  • Epidemiology
  1. Responsible for 5-14% of worldwide Diarrhea
  2. Very common in Southeast asia
  • Pathophysiology
  1. Natural Hosts: Wild birds and ducks
  2. Foodborne Illness
    1. Gastroenteritis (sporadic cases are common)
    2. Outbreaks (e.g. unpasteurized milk)
  3. Diseases caused by Campylobacter jejuni
    1. Traveler's Diarrhea
    2. Waterborne Illness
  • Risk Factors
  1. Use of prophylactic antibiotics (Traveler's Diarrhea Prevention)
  • Labs
  1. Stool Culture
    1. Very difficult to culture
    2. Requires selective growth medium (Campy Blood Agar)
  2. Darkfield microscopy
  3. Phase contrast microscopy
  • Symptoms
  1. Course

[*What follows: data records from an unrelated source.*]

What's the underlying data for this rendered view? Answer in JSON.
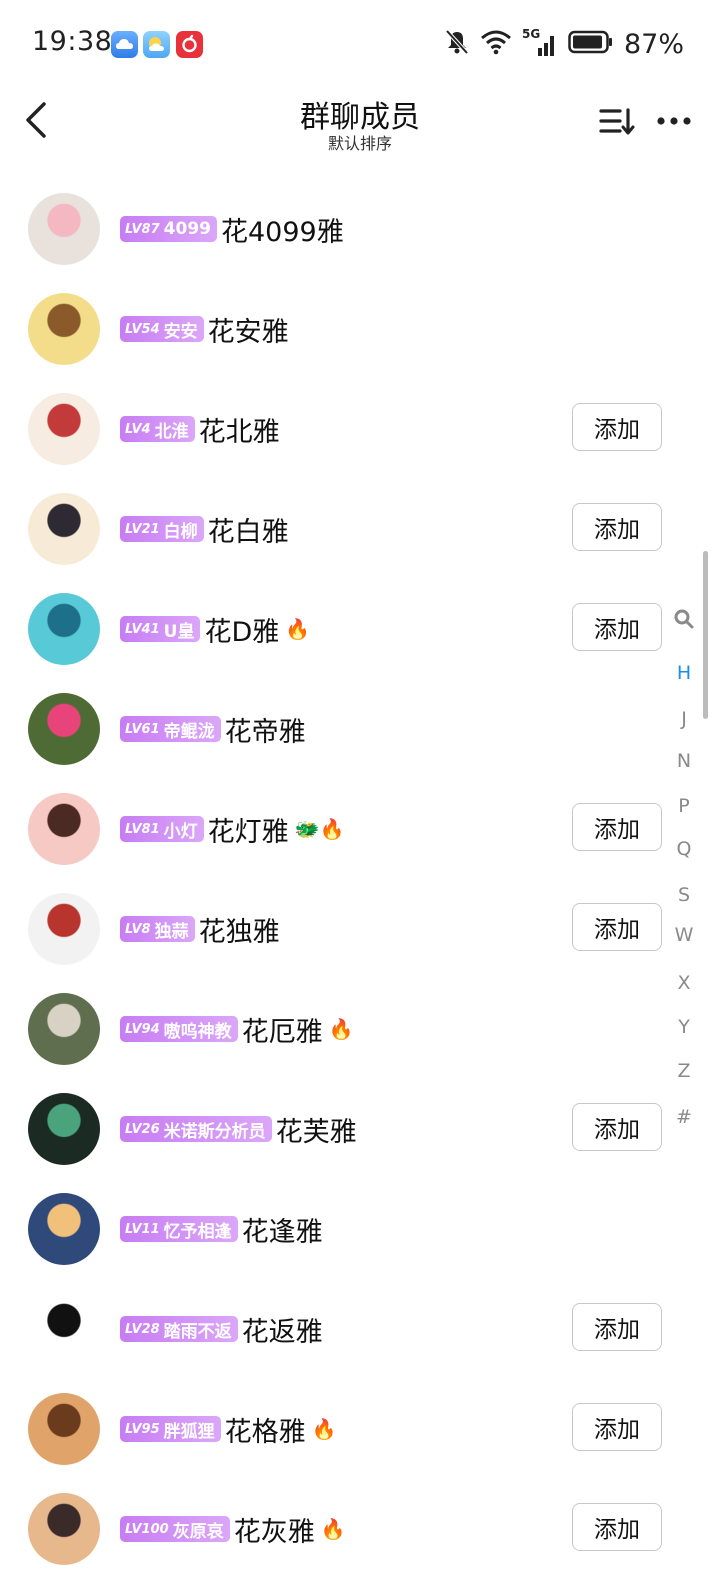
{
  "status_bar": {
    "time": "19:38",
    "signal_label": "5G",
    "battery": "87%"
  },
  "header": {
    "title": "群聊成员",
    "subtitle": "默认排序"
  },
  "add_label": "添加",
  "members": [
    {
      "lv": "LV87",
      "badge": "4099",
      "name": "花4099雅",
      "emoji": "",
      "has_add": false,
      "avatar_colors": [
        "#e9e1dc",
        "#f4b8c2"
      ]
    },
    {
      "lv": "LV54",
      "badge": "安安",
      "name": "花安雅",
      "emoji": "",
      "has_add": false,
      "avatar_colors": [
        "#f4dd8a",
        "#8a5a2a"
      ]
    },
    {
      "lv": "LV4",
      "badge": "北淮",
      "name": "花北雅",
      "emoji": "",
      "has_add": true,
      "avatar_colors": [
        "#f6ece2",
        "#c23a3a"
      ]
    },
    {
      "lv": "LV21",
      "badge": "白柳",
      "name": "花白雅",
      "emoji": "",
      "has_add": true,
      "avatar_colors": [
        "#f7ead7",
        "#2d2a33"
      ]
    },
    {
      "lv": "LV41",
      "badge": "U皇",
      "name": "花D雅",
      "emoji": "🔥",
      "has_add": true,
      "avatar_colors": [
        "#58c9d6",
        "#1e6f8a"
      ]
    },
    {
      "lv": "LV61",
      "badge": "帝鲲泷",
      "name": "花帝雅",
      "emoji": "",
      "has_add": false,
      "avatar_colors": [
        "#4f6b35",
        "#e8437a"
      ]
    },
    {
      "lv": "LV81",
      "badge": "小灯",
      "name": "花灯雅",
      "emoji": "🐲🔥",
      "has_add": true,
      "avatar_colors": [
        "#f7c9c4",
        "#4a2a22"
      ]
    },
    {
      "lv": "LV8",
      "badge": "独蒜",
      "name": "花独雅",
      "emoji": "",
      "has_add": true,
      "avatar_colors": [
        "#f2f2f2",
        "#b8352e"
      ]
    },
    {
      "lv": "LV94",
      "badge": "嗷呜神教",
      "name": "花厄雅",
      "emoji": "🔥",
      "has_add": false,
      "avatar_colors": [
        "#5f6e4e",
        "#d7d2c4"
      ]
    },
    {
      "lv": "LV26",
      "badge": "米诺斯分析员",
      "name": "花芙雅",
      "emoji": "",
      "has_add": true,
      "avatar_colors": [
        "#1c2a24",
        "#4aa37d"
      ]
    },
    {
      "lv": "LV11",
      "badge": "忆予相逢",
      "name": "花逢雅",
      "emoji": "",
      "has_add": false,
      "avatar_colors": [
        "#2f4a7a",
        "#f1c07a"
      ]
    },
    {
      "lv": "LV28",
      "badge": "踏雨不返",
      "name": "花返雅",
      "emoji": "",
      "has_add": true,
      "avatar_colors": [
        "#ffffff",
        "#111111"
      ]
    },
    {
      "lv": "LV95",
      "badge": "胖狐狸",
      "name": "花格雅",
      "emoji": "🔥",
      "has_add": true,
      "avatar_colors": [
        "#e0a46a",
        "#6b3b1e"
      ]
    },
    {
      "lv": "LV100",
      "badge": "灰原哀",
      "name": "花灰雅",
      "emoji": "🔥",
      "has_add": true,
      "avatar_colors": [
        "#e7b88c",
        "#3a2a2a"
      ]
    }
  ],
  "alphabet": [
    "H",
    "J",
    "N",
    "P",
    "Q",
    "S",
    "W",
    "X",
    "Y",
    "Z",
    "#"
  ],
  "alphabet_active": "H",
  "colors": {
    "badge": "#c77cf3",
    "active_letter": "#1a8fe0"
  }
}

    1. Onset in 3-5 days
    2. Duration 2-10 days
  2. Prodrome
    1. Headache
    2. Myalgias
    3. Fever
    4. Abdominal Pain
  3. Symptoms vary

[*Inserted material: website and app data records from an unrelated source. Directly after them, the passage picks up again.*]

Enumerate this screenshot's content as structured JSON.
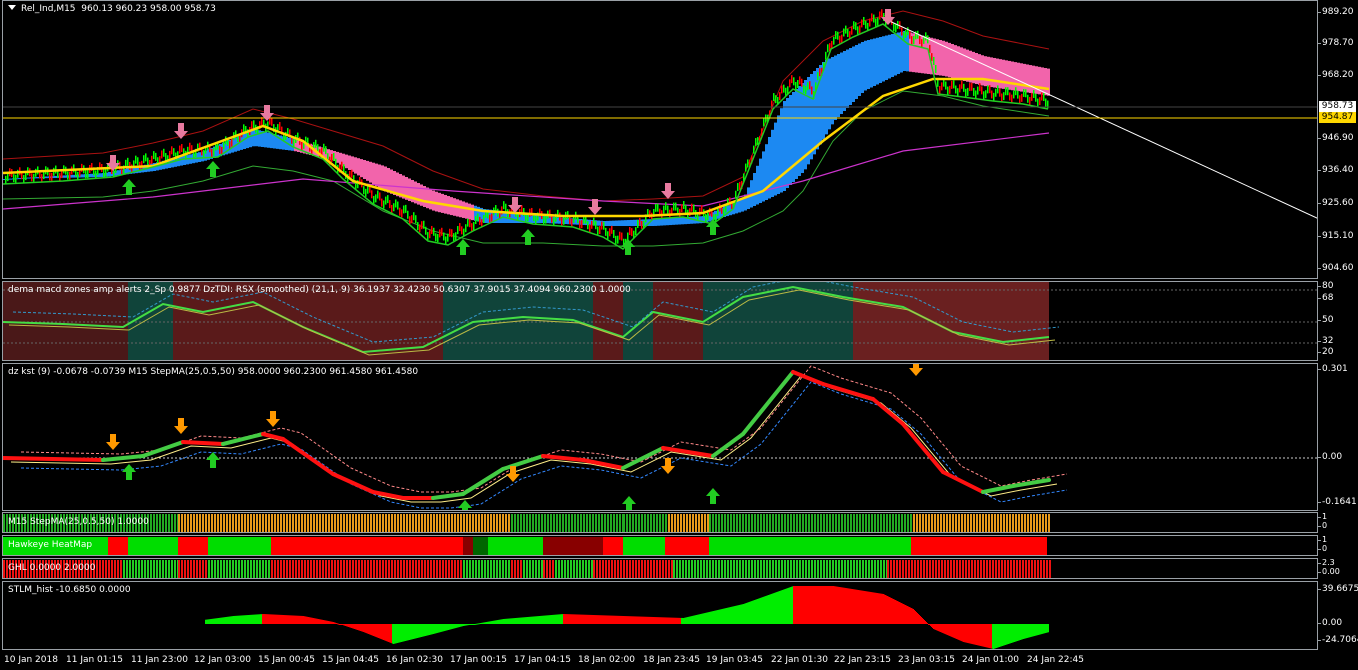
{
  "main_chart": {
    "title": "Rel_Ind,M15",
    "ohlc": "960.13 960.23 958.00 958.73",
    "price_scale": [
      "989.20",
      "978.70",
      "968.20",
      "958.73",
      "954.87",
      "946.90",
      "936.40",
      "925.60",
      "915.10",
      "904.60"
    ],
    "current_price": "958.73",
    "line_price": "954.87",
    "colors": {
      "bull": "#00ff00",
      "bear": "#ff0000",
      "cloud_up": "#1e90ff",
      "cloud_down": "#ff69b4",
      "ma_fast": "#ffd700",
      "ma_slow": "#cc33cc",
      "arrow_up": "#22cc22",
      "arrow_down": "#e87aa0"
    }
  },
  "rsx_pane": {
    "label": "dema macd zones amp alerts 2_Sp  0.9877  DzTDI:  RSX (smoothed) (21,1, 9) 36.1937 32.4230 50.6307 37.9015 37.4094 960.2300 1.0000",
    "scale": [
      "80",
      "76",
      "68",
      "50",
      "32",
      "24",
      "20"
    ]
  },
  "kst_pane": {
    "label": "dz kst (9) -0.0678 -0.0739  M15 StepMA(25,0.5,50) 958.0000 960.2300 961.4580 961.4580",
    "scale": [
      "0.301",
      "0.00",
      "0.00",
      "-0.1641"
    ]
  },
  "stepma_pane": {
    "label": "M15 StepMA(25,0.5,50) 1.0000",
    "scale": [
      "1",
      "0"
    ]
  },
  "heatmap_pane": {
    "label": "Hawkeye HeatMap",
    "scale": [
      "1",
      "0"
    ]
  },
  "ghl_pane": {
    "label": "GHL 0.0000 2.0000",
    "scale": [
      "2.3",
      "0.00"
    ]
  },
  "stlm_pane": {
    "label": "STLM_hist -10.6850 0.0000",
    "scale": [
      "39.6675",
      "0.00",
      "-24.7064"
    ]
  },
  "time_axis": [
    "10 Jan 2018",
    "11 Jan 01:15",
    "11 Jan 23:00",
    "12 Jan 03:00",
    "15 Jan 00:45",
    "15 Jan 04:45",
    "16 Jan 02:30",
    "17 Jan 00:15",
    "17 Jan 04:15",
    "18 Jan 02:00",
    "18 Jan 23:45",
    "19 Jan 03:45",
    "22 Jan 01:30",
    "22 Jan 23:15",
    "23 Jan 03:15",
    "24 Jan 01:00",
    "24 Jan 22:45"
  ]
}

    1. Fever occurs in more than half of patients
    2. Mild cases: Asymptomatic excretion
    3. Severe cases: Dysentery (with bloody Diarrhea)
    4. Diarrhea is self limited in immunocompetent hosts
  • Management
  • Antibiotics
  1. Antibiotic indications (longer course for immunocompromised patients)
    1. Dysentery (inflammatory Diarrhea)
    2. Sepsis
    3. May be indicated in enteritis
  2. First-line agents
    1. Azithromycin (Zithromax) 500 mg orally daily for 3 days
    2. Treat for 14 days if associated with bacteremia (which is rare)
  3. Alternative agents
    1. Erythromycin 500 mg orally four times daily for 3 days
    2. Ciprofloxacin 500 mg orally twice daily for 5 days
      1. Fluoroquinolone (high resistance rate >50-85%)
  4. References
    1. (2016) Sanford Guide to Antimicrobial Therapy, accessed 5/7/2016